INPUT RECORDS
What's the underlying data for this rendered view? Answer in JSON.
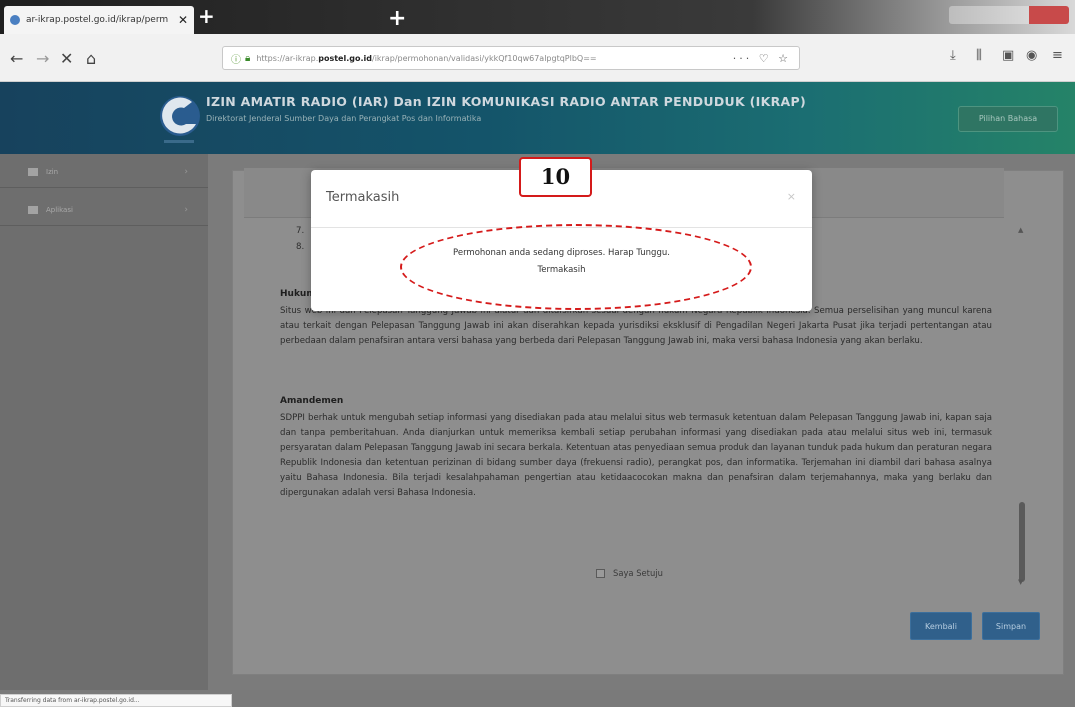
{
  "browser": {
    "tab_title": "ar-ikrap.postel.go.id/ikrap/perm",
    "url_prefix": "https://ar-ikrap.",
    "url_domain": "postel.go.id",
    "url_path": "/ikrap/permohonan/validasi/ykkQf10qw67alpgtqPlbQ==",
    "url_actions": "··· ♡ ☆"
  },
  "site": {
    "title": "IZIN AMATIR RADIO (IAR) Dan IZIN KOMUNIKASI RADIO ANTAR PENDUDUK (IKRAP)",
    "subtitle": "Direktorat Jenderal Sumber Daya dan Perangkat Pos dan Informatika",
    "header_button": "Pilihan Bahasa"
  },
  "sidebar": {
    "items": [
      {
        "label": "Izin"
      },
      {
        "label": "Aplikasi"
      }
    ]
  },
  "content": {
    "list_numbers": [
      "7.",
      "8."
    ],
    "section1_heading": "Hukum",
    "section1_text": "Situs web ini dan Pelepasan Tanggung Jawab ini diatur dan ditafsirkan sesuai dengan hukum Negara Republik Indonesia. Semua perselisihan yang muncul karena atau terkait dengan Pelepasan Tanggung Jawab ini akan diserahkan kepada yurisdiksi eksklusif di Pengadilan Negeri Jakarta Pusat jika terjadi pertentangan atau perbedaan dalam penafsiran antara versi bahasa yang berbeda dari Pelepasan Tanggung Jawab ini, maka versi bahasa Indonesia yang akan berlaku.",
    "section2_heading": "Amandemen",
    "section2_text": "SDPPI berhak untuk mengubah setiap informasi yang disediakan pada atau melalui situs web termasuk ketentuan dalam Pelepasan Tanggung Jawab ini, kapan saja dan tanpa pemberitahuan. Anda dianjurkan untuk memeriksa kembali setiap perubahan informasi yang disediakan pada atau melalui situs web ini, termasuk persyaratan dalam Pelepasan Tanggung Jawab ini secara berkala. Ketentuan atas penyediaan semua produk dan layanan tunduk pada hukum dan peraturan negara Republik Indonesia dan ketentuan perizinan di bidang sumber daya (frekuensi radio), perangkat pos, dan informatika. Terjemahan ini diambil dari bahasa asalnya yaitu Bahasa Indonesia. Bila terjadi kesalahpahaman pengertian atau ketidaacocokan makna dan penafsiran dalam terjemahannya, maka yang berlaku dan dipergunakan adalah versi Bahasa Indonesia.",
    "agree_label": "Saya Setuju",
    "back_button": "Kembali",
    "next_button": "Simpan"
  },
  "modal": {
    "title": "Termakasih",
    "close_symbol": "×",
    "message_line1": "Permohonan anda sedang diproses. Harap Tunggu.",
    "message_line2": "Termakasih"
  },
  "annotation": {
    "step_number": "10",
    "color": "#d41a1a"
  },
  "status_tip": "Transferring data from ar-ikrap.postel.go.id..."
}
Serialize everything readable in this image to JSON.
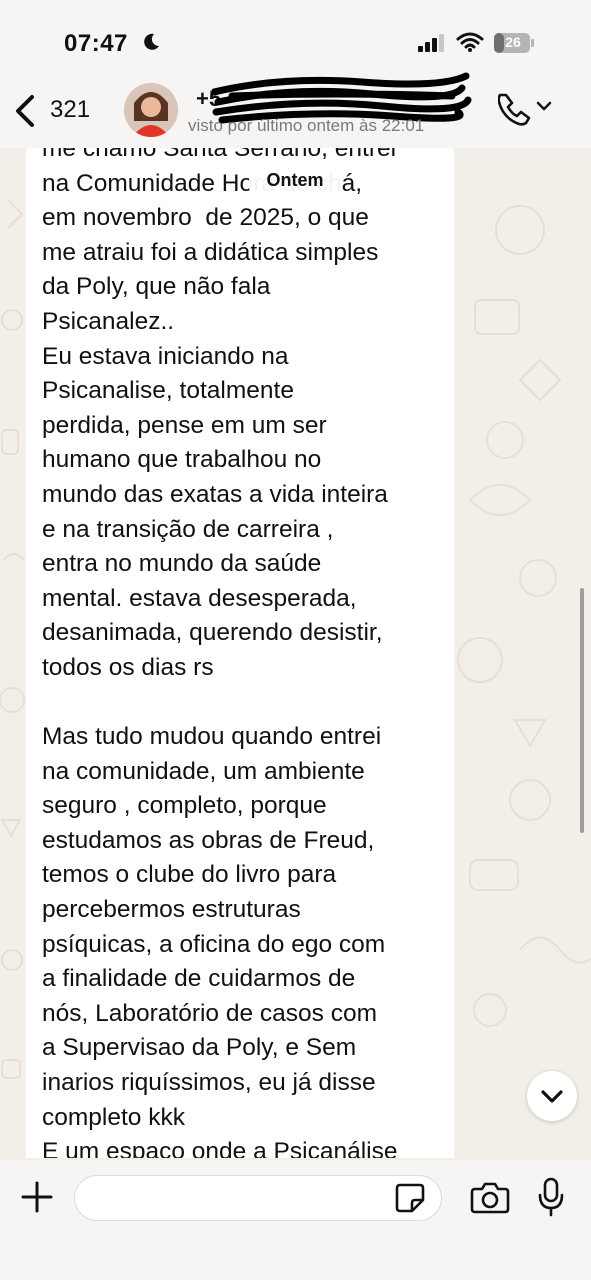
{
  "status_bar": {
    "time": "07:47",
    "battery": "26"
  },
  "header": {
    "back_count": "321",
    "contact_name": "+5",
    "last_seen": "visto por último ontem às 22:01"
  },
  "date_chip": "Ontem",
  "message": {
    "lines": [
      "me chamo Sarita Serrano, entrei",
      "na Comunidade Hora do chá,",
      "em novembro  de 2025, o que",
      "me atraiu foi a didática simples",
      "da Poly, que não fala",
      "Psicanalez..",
      "Eu estava iniciando na",
      "Psicanalise, totalmente",
      "perdida, pense em um ser",
      "humano que trabalhou no",
      "mundo das exatas a vida inteira",
      "e na transição de carreira ,",
      "entra no mundo da saúde",
      "mental. estava desesperada,",
      "desanimada, querendo desistir,",
      "todos os dias rs",
      "",
      "Mas tudo mudou quando entrei",
      "na comunidade, um ambiente",
      "seguro , completo, porque",
      "estudamos as obras de Freud,",
      "temos o clube do livro para",
      "percebermos estruturas",
      "psíquicas, a oficina do ego com",
      "a finalidade de cuidarmos de",
      "nós, Laboratório de casos com",
      "a Supervisao da Poly, e Sem",
      "inarios riquíssimos, eu já disse",
      "completo kkk",
      "E um espaço onde a Psicanálise"
    ]
  },
  "input": {
    "placeholder": "",
    "value": ""
  },
  "icons": {
    "back": "chevron-left-icon",
    "call": "phone-icon",
    "plus": "plus-icon",
    "sticker": "sticker-icon",
    "camera": "camera-icon",
    "mic": "microphone-icon",
    "scroll_down": "chevron-down-icon"
  },
  "colors": {
    "accent": "#111111",
    "chat_background": "#f2efe9",
    "bubble": "#ffffff"
  }
}
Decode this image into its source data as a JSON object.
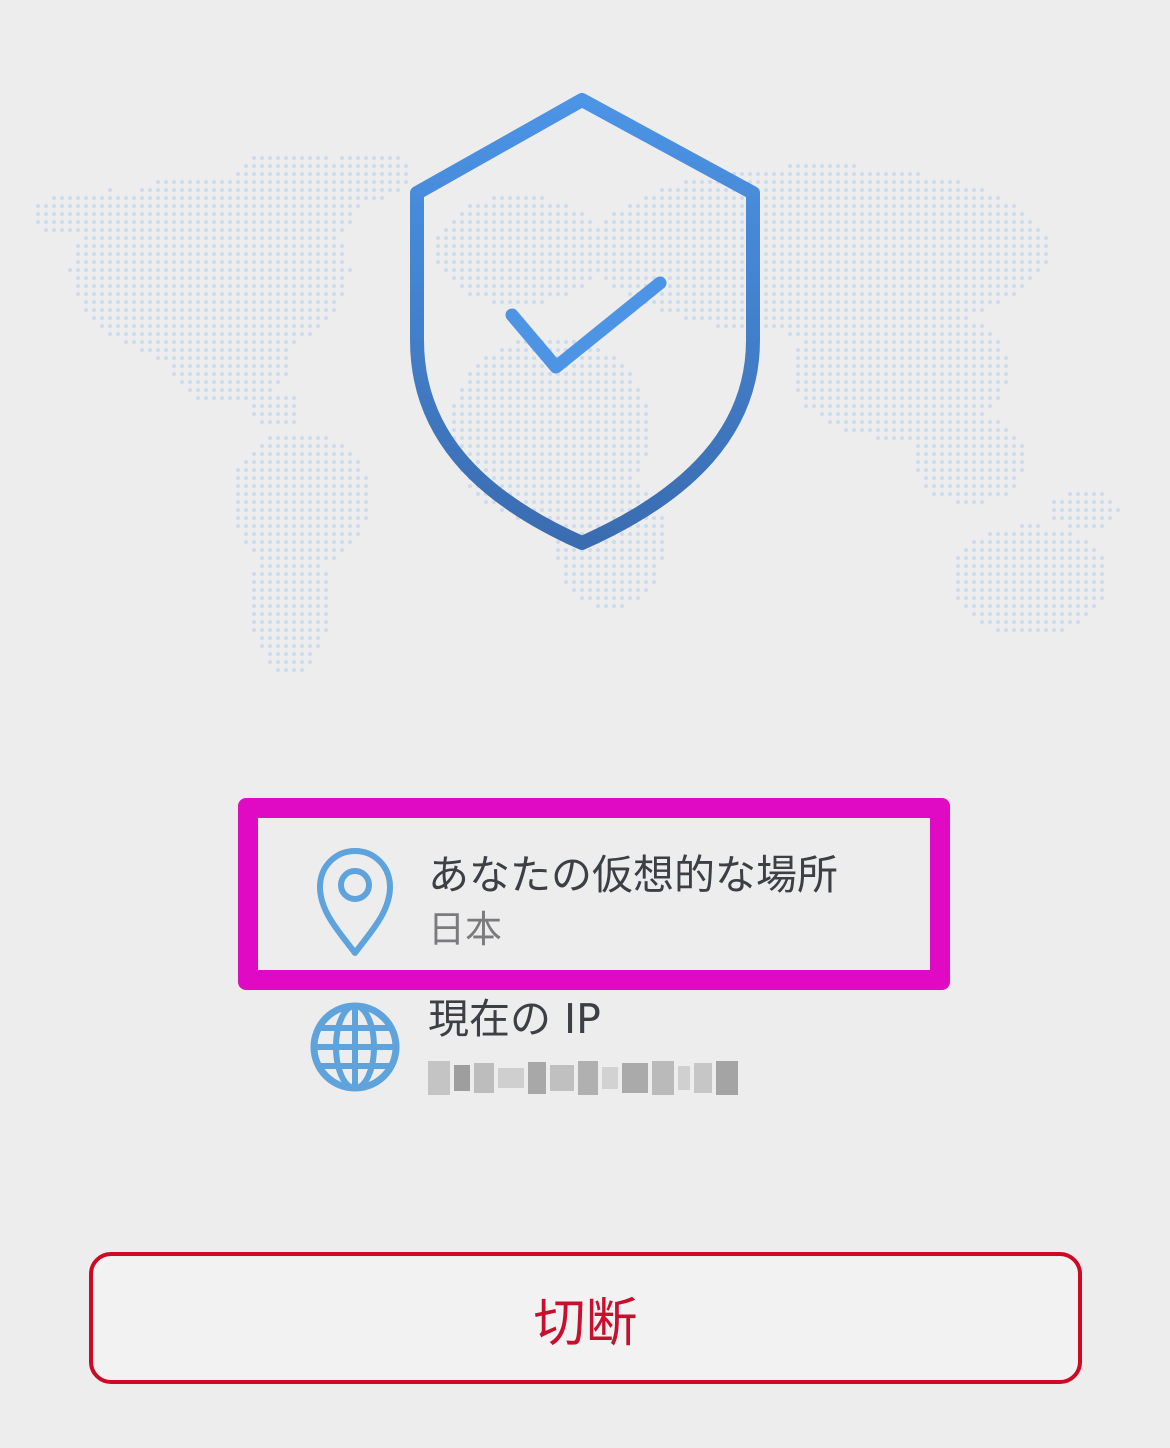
{
  "status": {
    "icon": "shield-check-icon",
    "map": "world-map-dots"
  },
  "location": {
    "icon": "location-pin-icon",
    "label": "あなたの仮想的な場所",
    "value": "日本"
  },
  "ip": {
    "icon": "globe-icon",
    "label": "現在の IP"
  },
  "actions": {
    "disconnect_label": "切断"
  },
  "colors": {
    "background": "#ededee",
    "shield_blue": "#4a8ee0",
    "icon_blue": "#5fa3dc",
    "highlight_magenta": "#e10ac4",
    "disconnect_red": "#cc0a25"
  }
}
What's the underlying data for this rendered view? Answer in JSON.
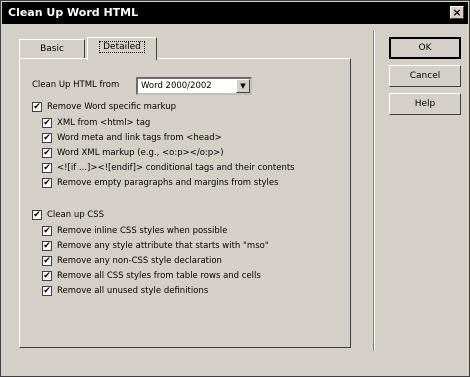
{
  "window": {
    "title": "Clean Up Word HTML",
    "close_glyph": "×"
  },
  "tabs": [
    {
      "label": "Basic"
    },
    {
      "label": "Detailed"
    }
  ],
  "clean_from": {
    "label": "Clean Up HTML from",
    "selected": "Word 2000/2002",
    "arrow": "▼"
  },
  "word_group": {
    "label": "Remove Word specific markup",
    "checked": true,
    "items": [
      {
        "label": "XML from <html> tag",
        "checked": true
      },
      {
        "label": "Word meta and link tags from <head>",
        "checked": true
      },
      {
        "label": "Word XML markup (e.g., <o:p></o:p>)",
        "checked": true
      },
      {
        "label": "<![if ...]><![endif]> conditional tags and their contents",
        "checked": true
      },
      {
        "label": "Remove empty paragraphs and margins from styles",
        "checked": true
      }
    ]
  },
  "css_group": {
    "label": "Clean up CSS",
    "checked": true,
    "items": [
      {
        "label": "Remove inline CSS styles when possible",
        "checked": true
      },
      {
        "label": "Remove any style attribute that starts with \"mso\"",
        "checked": true
      },
      {
        "label": "Remove any non-CSS style declaration",
        "checked": true
      },
      {
        "label": "Remove all CSS styles from table rows and cells",
        "checked": true
      },
      {
        "label": "Remove all unused style definitions",
        "checked": true
      }
    ]
  },
  "buttons": {
    "ok": "OK",
    "cancel": "Cancel",
    "help": "Help"
  },
  "check_glyph": "✔"
}
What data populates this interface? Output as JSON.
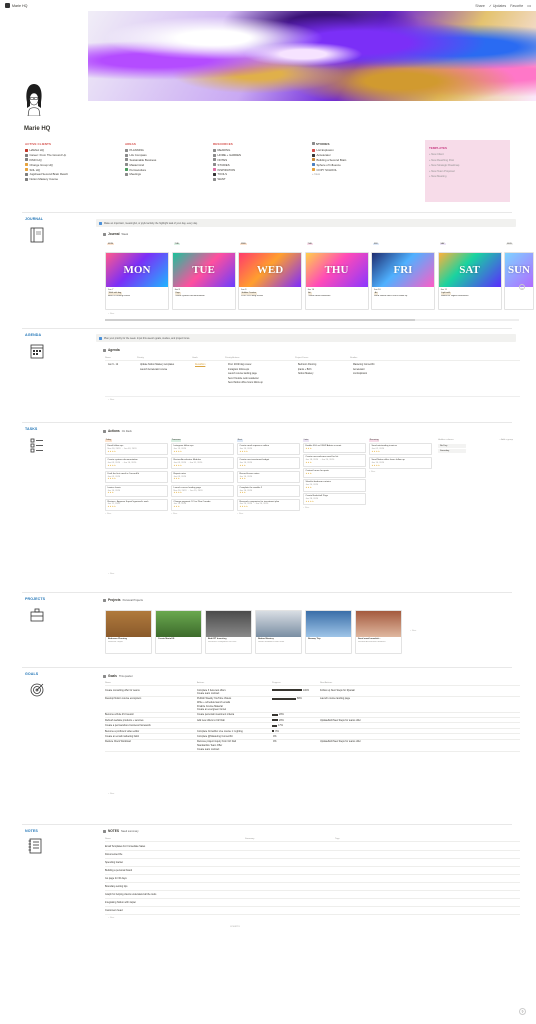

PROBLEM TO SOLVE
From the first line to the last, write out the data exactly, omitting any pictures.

OUTPUT FOR THIS TASK
What's the underlying data for this rendered view? Answer in JSON.
{
  "browser": {
    "tab_title": "ar-ikrap.postel.go.id/ikrap/perm",
    "url_prefix": "https://ar-ikrap.",
    "url_domain": "postel.go.id",
    "url_path": "/ikrap/permohonan/validasi/ykkQf10qw67alpgtqPlbQ==",
    "url_actions": "··· ♡ ☆"
  },
  "site": {
    "title": "IZIN AMATIR RADIO (IAR) Dan IZIN KOMUNIKASI RADIO ANTAR PENDUDUK (IKRAP)",
    "subtitle": "Direktorat Jenderal Sumber Daya dan Perangkat Pos dan Informatika",
    "header_button": "Pilihan Bahasa"
  },
  "sidebar": {
    "items": [
      {
        "label": "Izin"
      },
      {
        "label": "Aplikasi"
      }
    ]
  },
  "content": {
    "list_numbers": [
      "7.",
      "8."
    ],
    "section1_heading": "Hukum",
    "section1_text": "Situs web ini dan Pelepasan Tanggung Jawab ini diatur dan ditafsirkan sesuai dengan hukum Negara Republik Indonesia. Semua perselisihan yang muncul karena atau terkait dengan Pelepasan Tanggung Jawab ini akan diserahkan kepada yurisdiksi eksklusif di Pengadilan Negeri Jakarta Pusat jika terjadi pertentangan atau perbedaan dalam penafsiran antara versi bahasa yang berbeda dari Pelepasan Tanggung Jawab ini, maka versi bahasa Indonesia yang akan berlaku.",
    "section2_heading": "Amandemen",
    "section2_text": "SDPPI berhak untuk mengubah setiap informasi yang disediakan pada atau melalui situs web termasuk ketentuan dalam Pelepasan Tanggung Jawab ini, kapan saja dan tanpa pemberitahuan. Anda dianjurkan untuk memeriksa kembali setiap perubahan informasi yang disediakan pada atau melalui situs web ini, termasuk persyaratan dalam Pelepasan Tanggung Jawab ini secara berkala. Ketentuan atas penyediaan semua produk dan layanan tunduk pada hukum dan peraturan negara Republik Indonesia dan ketentuan perizinan di bidang sumber daya (frekuensi radio), perangkat pos, dan informatika. Terjemahan ini diambil dari bahasa asalnya yaitu Bahasa Indonesia. Bila terjadi kesalahpahaman pengertian atau ketidaacocokan makna dan penafsiran dalam terjemahannya, maka yang berlaku dan dipergunakan adalah versi Bahasa Indonesia.",
    "agree_label": "Saya Setuju",
    "back_button": "Kembali",
    "next_button": "Simpan"
  },
  "modal": {
    "title": "Termakasih",
    "close_symbol": "×",
    "message_line1": "Permohonan anda sedang diproses. Harap Tunggu.",
    "message_line2": "Termakasih"
  },
  "annotation": {
    "step_number": "10",
    "color": "#d41a1a"
  },
  "status_tip": "Transferring data from ar-ikrap.postel.go.id..."
}
Serialize everything readable in this image to JSON.
{
  "status_bar": {
    "time": "07:47",
    "battery": "26"
  },
  "header": {
    "back_count": "321",
    "contact_name": "+5",
    "last_seen": "visto por último ontem às 22:01"
  },
  "date_chip": "Ontem",
  "message": {
    "lines": [
      "me chamo Sarita Serrano, entrei",
      "na Comunidade Hora do chá,",
      "em novembro  de 2025, o que",
      "me atraiu foi a didática simples",
      "da Poly, que não fala",
      "Psicanalez..",
      "Eu estava iniciando na",
      "Psicanalise, totalmente",
      "perdida, pense em um ser",
      "humano que trabalhou no",
      "mundo das exatas a vida inteira",
      "e na transição de carreira ,",
      "entra no mundo da saúde",
      "mental. estava desesperada,",
      "desanimada, querendo desistir,",
      "todos os dias rs",
      "",
      "Mas tudo mudou quando entrei",
      "na comunidade, um ambiente",
      "seguro , completo, porque",
      "estudamos as obras de Freud,",
      "temos o clube do livro para",
      "percebermos estruturas",
      "psíquicas, a oficina do ego com",
      "a finalidade de cuidarmos de",
      "nós, Laboratório de casos com",
      "a Supervisao da Poly, e Sem",
      "inarios riquíssimos, eu já disse",
      "completo kkk",
      "E um espaço onde a Psicanálise"
    ]
  },
  "input": {
    "placeholder": "",
    "value": ""
  },
  "icons": {
    "back": "chevron-left-icon",
    "call": "phone-icon",
    "plus": "plus-icon",
    "sticker": "sticker-icon",
    "camera": "camera-icon",
    "mic": "microphone-icon",
    "scroll_down": "chevron-down-icon"
  },
  "colors": {
    "accent": "#111111",
    "chat_background": "#f2efe9",
    "bubble": "#ffffff"
  }
}
Decode this image into its source data as a JSON object.
{
  "status": {
    "icon": "shield-check-icon",
    "map": "world-map-dots"
  },
  "location": {
    "icon": "location-pin-icon",
    "label": "あなたの仮想的な場所",
    "value": "日本"
  },
  "ip": {
    "icon": "globe-icon",
    "label": "現在の IP"
  },
  "actions": {
    "disconnect_label": "切断"
  },
  "colors": {
    "background": "#ededee",
    "shield_blue": "#4a8ee0",
    "icon_blue": "#5fa3dc",
    "highlight_magenta": "#e10ac4",
    "disconnect_red": "#cc0a25"
  }
}
What's the underlying data for this rendered view? Answer in JSON.
{
  "window": {
    "title": "Clean Up Word HTML",
    "close_glyph": "×"
  },
  "tabs": [
    {
      "label": "Basic"
    },
    {
      "label": "Detailed"
    }
  ],
  "clean_from": {
    "label": "Clean Up HTML from",
    "selected": "Word 2000/2002",
    "arrow": "▼"
  },
  "word_group": {
    "label": "Remove Word specific markup",
    "checked": true,
    "items": [
      {
        "label": "XML from <html> tag",
        "checked": true
      },
      {
        "label": "Word meta and link tags from <head>",
        "checked": true
      },
      {
        "label": "Word XML markup (e.g., <o:p></o:p>)",
        "checked": true
      },
      {
        "label": "<![if ...]><![endif]> conditional tags and their contents",
        "checked": true
      },
      {
        "label": "Remove empty paragraphs and margins from styles",
        "checked": true
      }
    ]
  },
  "css_group": {
    "label": "Clean up CSS",
    "checked": true,
    "items": [
      {
        "label": "Remove inline CSS styles when possible",
        "checked": true
      },
      {
        "label": "Remove any style attribute that starts with \"mso\"",
        "checked": true
      },
      {
        "label": "Remove any non-CSS style declaration",
        "checked": true
      },
      {
        "label": "Remove all CSS styles from table rows and cells",
        "checked": true
      },
      {
        "label": "Remove all unused style definitions",
        "checked": true
      }
    ]
  },
  "buttons": {
    "ok": "OK",
    "cancel": "Cancel",
    "help": "Help"
  },
  "check_glyph": "✔"
}
What data populates this interface? Output as JSON.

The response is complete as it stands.